According to the abstract:
China and India are engaged in a tug-of-war over naval bases and forward presence in the Indo-Pacific. The crisis in the Maldives and wrangling over a naval base in the Seychelles in the Indian Ocean illustrate the rapidly shifting geopolitical dynamics. For small states, economic engagement with China has strategic consequences. Electoral politics provides Beijing with the opportunity to court and entice politicians of fragile democracies along the “One Belt One Road” (OBOR) to gain an advantageous position for itself over its competitors. In fact, China’s investments in littorals are less about development and more about Beijing’s desire to establish itself as a “resident power” in the Indian Ocean – much as the United States, Britain, and France have done.
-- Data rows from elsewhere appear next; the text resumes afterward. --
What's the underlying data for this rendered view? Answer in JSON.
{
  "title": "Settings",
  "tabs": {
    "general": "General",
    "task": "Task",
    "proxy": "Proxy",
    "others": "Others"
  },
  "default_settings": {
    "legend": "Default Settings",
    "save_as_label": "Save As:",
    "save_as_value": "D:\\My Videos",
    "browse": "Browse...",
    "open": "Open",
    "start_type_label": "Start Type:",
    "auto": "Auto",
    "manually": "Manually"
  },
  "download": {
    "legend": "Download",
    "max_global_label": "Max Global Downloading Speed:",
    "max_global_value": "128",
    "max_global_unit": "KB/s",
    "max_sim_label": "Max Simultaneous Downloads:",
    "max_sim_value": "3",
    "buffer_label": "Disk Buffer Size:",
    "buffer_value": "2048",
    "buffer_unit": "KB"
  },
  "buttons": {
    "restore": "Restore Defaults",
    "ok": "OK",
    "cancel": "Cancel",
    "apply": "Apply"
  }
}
Ironically, China’s quest for resources, markets, and bases follows the direction taken by old imperial powers and attempts to establish an empire of “exclusive economic enclaves” run by Chinese conglomerates to usher in the age of Pax Sinica. This is now bringing former European imperial powers back to Asia in order to maintain a rules-based international order.”
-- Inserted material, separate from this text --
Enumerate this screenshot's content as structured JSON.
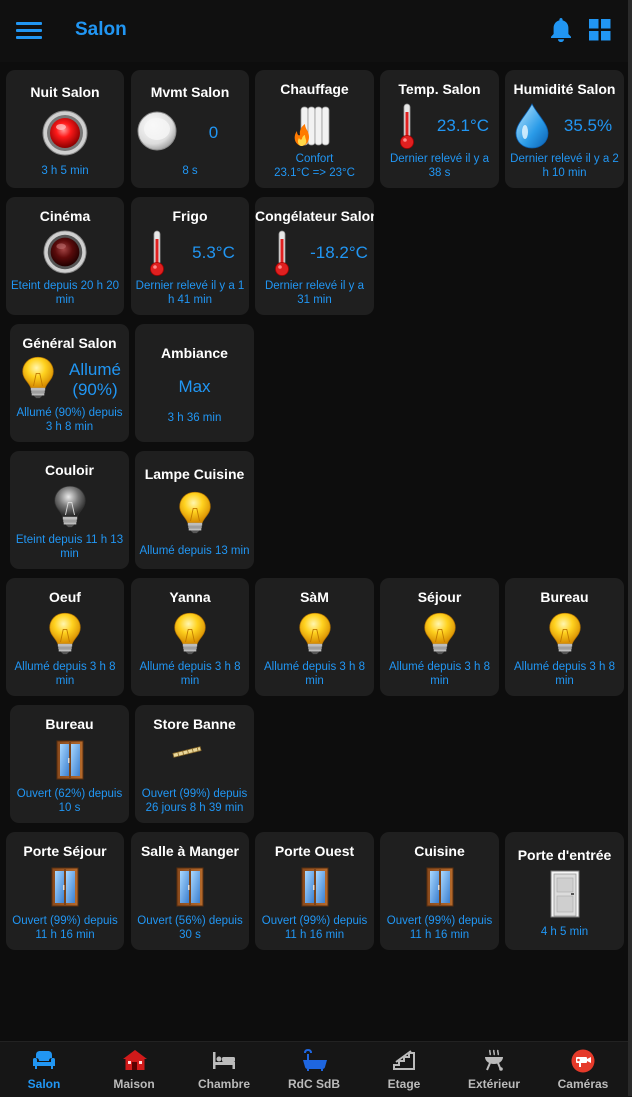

Mohan Malik is a professor in Asian security at the Asia-Pacific Center for Security Studies, Honolulu, and is the editor of Maritime Cooperation in the Indo-Pacific Region (Rowman & Littlefield, 2014) and author of China and India: Great Power Rivals (Lynne Rienner Publishers, 2011). The views expressed here are his own.